1 - Comprehensive History of Camp Abnaki. This is going to be an extremely long-term writing project, given the scope of what I'm trying to do. Rather than just writing a history paper that essentially goes from point A to B to C to D, this project is going to look at the history of Abnaki in the context of 20th century history - how major events such as the stock market crash, the first and second world wars, the cold war, outbreak of flu, the 1960s and how attitudes towards child care have been changing since 1901. This is going to take me a long time to finish, and it's currently on the back burner due to it's size and due to the next project:
2 - The life of Byron Clark. This paper's in a more complete form now, standing at 25 pages, with probably another ten or so to be written. I've just gotten Clark's journal, which I'm working on translating from cursive to a regular text file. However, in order to finish this in time, I'm going to have to forgo some of the translating and pick out sections where needed. I currently have one feeler out for a presentation at a historical conference in April, and I'm hoping to get this published (it will probably need to be edited down.) I've also currently put out requests for editing from three PhDs that I know.

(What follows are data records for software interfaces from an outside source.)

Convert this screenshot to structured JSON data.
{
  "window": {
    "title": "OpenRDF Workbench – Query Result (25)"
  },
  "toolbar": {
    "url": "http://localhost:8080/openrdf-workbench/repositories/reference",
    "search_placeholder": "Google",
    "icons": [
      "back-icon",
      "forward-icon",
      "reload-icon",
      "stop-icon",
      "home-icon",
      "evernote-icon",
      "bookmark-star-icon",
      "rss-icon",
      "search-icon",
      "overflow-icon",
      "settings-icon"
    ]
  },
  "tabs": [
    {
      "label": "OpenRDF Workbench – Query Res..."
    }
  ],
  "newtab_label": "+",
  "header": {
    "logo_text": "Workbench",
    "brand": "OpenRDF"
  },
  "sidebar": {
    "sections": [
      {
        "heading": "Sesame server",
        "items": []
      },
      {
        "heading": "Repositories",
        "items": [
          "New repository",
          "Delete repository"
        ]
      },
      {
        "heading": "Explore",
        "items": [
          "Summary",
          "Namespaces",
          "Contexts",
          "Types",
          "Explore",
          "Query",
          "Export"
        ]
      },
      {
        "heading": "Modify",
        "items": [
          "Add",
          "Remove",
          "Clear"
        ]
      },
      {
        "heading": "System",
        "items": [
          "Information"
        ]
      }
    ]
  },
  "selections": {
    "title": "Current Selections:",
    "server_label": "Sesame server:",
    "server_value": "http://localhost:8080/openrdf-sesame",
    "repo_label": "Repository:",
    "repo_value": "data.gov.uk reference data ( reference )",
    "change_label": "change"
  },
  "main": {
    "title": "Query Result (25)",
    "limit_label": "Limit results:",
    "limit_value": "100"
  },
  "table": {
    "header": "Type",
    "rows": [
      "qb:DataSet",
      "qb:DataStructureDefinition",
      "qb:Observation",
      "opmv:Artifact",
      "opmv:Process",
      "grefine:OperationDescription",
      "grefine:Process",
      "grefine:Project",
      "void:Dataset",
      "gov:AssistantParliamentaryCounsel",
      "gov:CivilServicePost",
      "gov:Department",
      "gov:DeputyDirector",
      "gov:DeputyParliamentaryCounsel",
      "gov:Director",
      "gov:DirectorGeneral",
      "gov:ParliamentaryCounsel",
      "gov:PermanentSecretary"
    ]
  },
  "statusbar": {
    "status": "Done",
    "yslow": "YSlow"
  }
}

3- Norwich University and the Invasion of Normandy. This was my thesis paper for my senior year at Norwich, and while I completed it for the course, topping out at 38 pages (50 with maps and sources), I'm not at the point where this is finished for me. I need to visit the National Archives and pull unit records for various infantry and armored divisions, which I found to give incredibly detailed information on the going-ons of the campaign. This is something that I'd love to get published someday.
4 - The Class the Stars Fell On - this is going to be my next project, and I'm going to start it right after I finish with my Byron Clark Paper. I came across the reference earlier this weekend when I finished Rick Atkinson's An Army At Dawn (FINALLY), when he mentioned that the American Military Academy (West Point) class of 1915 numbered 162 graduates. Out of that class, 59 were made general, two of them reaching the highest rank possible, five stars (Eisenhower and Bradley). Following that, there were two 4-star generals, seventy-three 3-stars, twenty four 2-stars and twenty four 1-stars. The intent it to examine what role this class played in the world following their graduation and why this class was so extraordinary - no class since has graduated as many people who obtained the rank of General. This will probably be a long project as well - possibly book length. I know that there's a lot of information, particularly about the more visible members of the class, such as Eisenhower and Bradley, but I'm going to need to research a lot of other people, to see what they were up to. I'm excited for the prospect of this project, and I suspect that it'll take me a bit longer than I'd like because I'll be starting my Masters in March, although maybe this can be a part of it.